Read Editorial with D2G – Ep 510
Urban visions: On need for policy reform
READ BEFORE YOU PROCEED: D2G wears no responsibility of the views published here by the respective Author. This Editorial is used here for Study Purpose. Students are advised to learn the word-meaning, The Art of Writing Skills and understand the crux of this Editorial.
Meanings are given in BOLD
With a clear focus on expansion of Metro Rail and bus services through Central funding, Budget 2021 has recognised a core component of urbanisation ( people move from rural areas to urban areas and it results in growth in the size of the urban population ). Comfortable, safe and affordable commuting ( to travel from home to work everyday ) has well-recognised multiplier effects for the economy and more generally for public health, although COVID-19 has had the perverse ( liking to behave in a way that is not acceptable or reasonable or that most people think is wrong ) effect of driving people away to the safety of personal car and two-wheeler bubbles.
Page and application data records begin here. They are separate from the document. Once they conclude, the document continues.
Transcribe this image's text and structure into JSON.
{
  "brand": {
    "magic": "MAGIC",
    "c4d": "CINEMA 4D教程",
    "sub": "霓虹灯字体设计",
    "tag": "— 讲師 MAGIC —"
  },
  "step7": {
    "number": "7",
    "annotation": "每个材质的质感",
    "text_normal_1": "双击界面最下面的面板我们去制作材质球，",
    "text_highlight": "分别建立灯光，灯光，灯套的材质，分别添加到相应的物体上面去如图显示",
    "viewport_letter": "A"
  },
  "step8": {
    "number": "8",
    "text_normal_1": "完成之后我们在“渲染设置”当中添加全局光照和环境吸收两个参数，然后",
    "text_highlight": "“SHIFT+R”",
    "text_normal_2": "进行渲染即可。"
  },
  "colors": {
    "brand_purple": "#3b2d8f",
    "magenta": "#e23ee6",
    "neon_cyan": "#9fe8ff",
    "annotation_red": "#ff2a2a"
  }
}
There is little doubt that when the pandemic is under control, more people will return to clean and green mass mobility. Finance Minister Nirmala Sitharaman’s announcement of Central funding of ₹1,957 crore, ₹63,246 crore and ₹14,788 crore for the Kochi, Chennai and Bengaluru Metro projects, respectively, gives these big cities greater certainty ( the state of being completely sure about something ) that they can meet targets.
Less certain, however, is the impact of the proposed ₹18,000 crore plan to augment ( to increase the amount, value, size, etc. of something ) public bus transport using a PPP model that will enable private sector players to finance, acquire, operate and maintain over 20,000 buses. India’s ratio of buses to population is a low 1.2 per 1,000 people, compared to 8.6 in Thailand and 6.5 in South Africa, although some States like Karnataka are well ahead of the national average, as per NITI Aayog data.
Licensed private urban bus services remain a politically sensitive topic in many States, where State monopolies ( the control of an industry or service by only one company; a type of goods or a service that is controlled in this way ) coexist ( to live or be together at the same time or in the same place as somebody/something ) with unregulated paratransit, and it will take a major effort to convince them that a bus renaissance ( rebirth ) is a good post-pandemic recovery strategy. The amended Motor Vehicles Act has provisions for the Centre to take the lead here.
The challenge of urbanisation goes beyond standalone interventions such as Metro and bus system grants. State governments, which retain effective control over urban development rather than city administrations, have failed to operationalise ( put into operation or use ) the umbrella authorities to regulate transport. Common mobility cards that would help citizens use bus, train and feeder ( a person or animal that eats a particular food or in a particular manner ) networks seamlessly were largely in pilot project mode even before the pandemic.
There is valid criticism ( the expression of disapproval of someone or something on the basis of perceived faults or mistakes ) that the existing paradigm ( a typical example or pattern of something; a pattern or model ) is one of “exclusionary urbanisation”, which makes Metro and bus services expensive for the majority, particularly for those forced to live in the suburbs due to housing costs, and sometimes making the per kilometre cost of using a two-wheeler more attractive.
Moreover, Census 2011 showed that the number of Census Towns, which are urban for census purposes but not named urban local bodies, grew tremendously over a decade. They lack access to funding, infrastructure and capacity to meet the needs of large populations even now.
Enhanced ambition, therefore, requires the Centre to work with State governments to integrate key areas with its transport vision, such as affordable inner-city housing, including rental projects, access to civic services and health care, and enhanced sustainability ( the ability to be maintained at a certain rate or level ), greenery ( green foliage, growing plants, or vegetation ) and walkability. All these are covered by Central budgetary schemes for cities. Only integration can bring about inclusive urbanisation.